/---
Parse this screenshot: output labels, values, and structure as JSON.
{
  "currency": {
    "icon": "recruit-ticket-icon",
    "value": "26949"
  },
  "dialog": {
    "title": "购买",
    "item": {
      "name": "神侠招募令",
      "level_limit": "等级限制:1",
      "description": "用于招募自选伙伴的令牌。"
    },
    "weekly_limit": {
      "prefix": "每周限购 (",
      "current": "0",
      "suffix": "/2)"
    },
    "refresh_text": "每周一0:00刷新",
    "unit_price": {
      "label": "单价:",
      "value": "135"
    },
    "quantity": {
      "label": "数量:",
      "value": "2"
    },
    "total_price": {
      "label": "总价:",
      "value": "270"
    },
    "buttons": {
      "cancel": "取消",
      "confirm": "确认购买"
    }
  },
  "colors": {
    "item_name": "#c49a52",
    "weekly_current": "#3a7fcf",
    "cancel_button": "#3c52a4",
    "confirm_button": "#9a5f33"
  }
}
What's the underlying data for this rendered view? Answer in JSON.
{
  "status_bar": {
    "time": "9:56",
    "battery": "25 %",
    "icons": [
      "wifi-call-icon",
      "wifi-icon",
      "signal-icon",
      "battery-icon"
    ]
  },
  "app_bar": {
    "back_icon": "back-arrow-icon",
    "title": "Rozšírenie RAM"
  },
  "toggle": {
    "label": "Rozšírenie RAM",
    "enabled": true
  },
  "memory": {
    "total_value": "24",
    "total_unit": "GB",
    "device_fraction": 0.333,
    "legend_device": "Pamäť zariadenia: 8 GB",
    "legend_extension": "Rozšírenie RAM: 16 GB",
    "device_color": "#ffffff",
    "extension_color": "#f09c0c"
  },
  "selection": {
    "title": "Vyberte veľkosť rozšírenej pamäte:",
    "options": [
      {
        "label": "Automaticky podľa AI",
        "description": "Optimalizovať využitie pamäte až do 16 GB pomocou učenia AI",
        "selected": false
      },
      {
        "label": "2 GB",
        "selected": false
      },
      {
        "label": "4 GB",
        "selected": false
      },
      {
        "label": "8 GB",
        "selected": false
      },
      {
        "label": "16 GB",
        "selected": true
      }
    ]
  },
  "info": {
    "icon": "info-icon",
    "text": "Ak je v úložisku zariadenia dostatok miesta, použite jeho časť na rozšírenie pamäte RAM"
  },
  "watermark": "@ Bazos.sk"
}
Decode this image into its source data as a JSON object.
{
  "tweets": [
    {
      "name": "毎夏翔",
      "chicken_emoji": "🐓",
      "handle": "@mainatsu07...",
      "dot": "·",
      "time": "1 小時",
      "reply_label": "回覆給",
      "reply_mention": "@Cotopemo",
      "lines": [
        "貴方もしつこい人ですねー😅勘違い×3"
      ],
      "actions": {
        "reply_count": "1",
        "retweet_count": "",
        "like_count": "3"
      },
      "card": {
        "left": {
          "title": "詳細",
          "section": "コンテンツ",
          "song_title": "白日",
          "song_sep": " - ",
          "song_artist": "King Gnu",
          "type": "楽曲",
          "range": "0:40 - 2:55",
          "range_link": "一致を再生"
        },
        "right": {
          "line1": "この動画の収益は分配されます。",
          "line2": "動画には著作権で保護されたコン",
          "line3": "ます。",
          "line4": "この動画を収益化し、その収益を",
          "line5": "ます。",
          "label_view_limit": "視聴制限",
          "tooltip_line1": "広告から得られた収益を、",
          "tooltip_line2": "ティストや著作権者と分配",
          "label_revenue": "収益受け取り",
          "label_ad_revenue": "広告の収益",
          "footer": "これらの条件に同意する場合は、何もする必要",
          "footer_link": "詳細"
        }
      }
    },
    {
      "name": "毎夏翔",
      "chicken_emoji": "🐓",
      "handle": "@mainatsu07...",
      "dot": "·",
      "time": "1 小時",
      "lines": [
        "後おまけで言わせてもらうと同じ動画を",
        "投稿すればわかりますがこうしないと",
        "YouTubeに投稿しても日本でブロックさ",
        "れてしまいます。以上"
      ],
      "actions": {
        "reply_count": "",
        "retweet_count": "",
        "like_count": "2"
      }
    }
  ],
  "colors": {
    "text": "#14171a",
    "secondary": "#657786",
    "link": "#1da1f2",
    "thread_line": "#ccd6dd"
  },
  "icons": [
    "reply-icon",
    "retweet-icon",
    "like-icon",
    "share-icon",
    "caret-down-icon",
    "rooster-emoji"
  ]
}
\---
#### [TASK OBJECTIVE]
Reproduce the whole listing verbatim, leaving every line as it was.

#### [SOLUTION BELOW]
Parse this screenshot: output labels, values, and structure as JSON.
{
  "currency": {
    "icon": "recruit-ticket-icon",
    "value": "26949"
  },
  "dialog": {
    "title": "购买",
    "item": {
      "name": "神侠招募令",
      "level_limit": "等级限制:1",
      "description": "用于招募自选伙伴的令牌。"
    },
    "weekly_limit": {
      "prefix": "每周限购 (",
      "current": "0",
      "suffix": "/2)"
    },
    "refresh_text": "每周一0:00刷新",
    "unit_price": {
      "label": "单价:",
      "value": "135"
    },
    "quantity": {
      "label": "数量:",
      "value": "2"
    },
    "total_price": {
      "label": "总价:",
      "value": "270"
    },
    "buttons": {
      "cancel": "取消",
      "confirm": "确认购买"
    }
  },
  "colors": {
    "item_name": "#c49a52",
    "weekly_current": "#3a7fcf",
    "cancel_button": "#3c52a4",
    "confirm_button": "#9a5f33"
  }
}
What's the underlying data for this rendered view? Answer in JSON.
{
  "status_bar": {
    "time": "9:56",
    "battery": "25 %",
    "icons": [
      "wifi-call-icon",
      "wifi-icon",
      "signal-icon",
      "battery-icon"
    ]
  },
  "app_bar": {
    "back_icon": "back-arrow-icon",
    "title": "Rozšírenie RAM"
  },
  "toggle": {
    "label": "Rozšírenie RAM",
    "enabled": true
  },
  "memory": {
    "total_value": "24",
    "total_unit": "GB",
    "device_fraction": 0.333,
    "legend_device": "Pamäť zariadenia: 8 GB",
    "legend_extension": "Rozšírenie RAM: 16 GB",
    "device_color": "#ffffff",
    "extension_color": "#f09c0c"
  },
  "selection": {
    "title": "Vyberte veľkosť rozšírenej pamäte:",
    "options": [
      {
        "label": "Automaticky podľa AI",
        "description": "Optimalizovať využitie pamäte až do 16 GB pomocou učenia AI",
        "selected": false
      },
      {
        "label": "2 GB",
        "selected": false
      },
      {
        "label": "4 GB",
        "selected": false
      },
      {
        "label": "8 GB",
        "selected": false
      },
      {
        "label": "16 GB",
        "selected": true
      }
    ]
  },
  "info": {
    "icon": "info-icon",
    "text": "Ak je v úložisku zariadenia dostatok miesta, použite jeho časť na rozšírenie pamäte RAM"
  },
  "watermark": "@ Bazos.sk"
}
Decode this image into its source data as a JSON object.
{
  "tweets": [
    {
      "name": "毎夏翔",
      "chicken_emoji": "🐓",
      "handle": "@mainatsu07...",
      "dot": "·",
      "time": "1 小時",
      "reply_label": "回覆給",
      "reply_mention": "@Cotopemo",
      "lines": [
        "貴方もしつこい人ですねー😅勘違い×3"
      ],
      "actions": {
        "reply_count": "1",
        "retweet_count": "",
        "like_count": "3"
      },
      "card": {
        "left": {
          "title": "詳細",
          "section": "コンテンツ",
          "song_title": "白日",
          "song_sep": " - ",
          "song_artist": "King Gnu",
          "type": "楽曲",
          "range": "0:40 - 2:55",
          "range_link": "一致を再生"
        },
        "right": {
          "line1": "この動画の収益は分配されます。",
          "line2": "動画には著作権で保護されたコン",
          "line3": "ます。",
          "line4": "この動画を収益化し、その収益を",
          "line5": "ます。",
          "label_view_limit": "視聴制限",
          "tooltip_line1": "広告から得られた収益を、",
          "tooltip_line2": "ティストや著作権者と分配",
          "label_revenue": "収益受け取り",
          "label_ad_revenue": "広告の収益",
          "footer": "これらの条件に同意する場合は、何もする必要",
          "footer_link": "詳細"
        }
      }
    },
    {
      "name": "毎夏翔",
      "chicken_emoji": "🐓",
      "handle": "@mainatsu07...",
      "dot": "·",
      "time": "1 小時",
      "lines": [
        "後おまけで言わせてもらうと同じ動画を",
        "投稿すればわかりますがこうしないと",
        "YouTubeに投稿しても日本でブロックさ",
        "れてしまいます。以上"
      ],
      "actions": {
        "reply_count": "",
        "retweet_count": "",
        "like_count": "2"
      }
    }
  ],
  "colors": {
    "text": "#14171a",
    "secondary": "#657786",
    "link": "#1da1f2",
    "thread_line": "#ccd6dd"
  },
  "icons": [
    "reply-icon",
    "retweet-icon",
    "like-icon",
    "share-icon",
    "caret-down-icon",
    "rooster-emoji"
  ]
}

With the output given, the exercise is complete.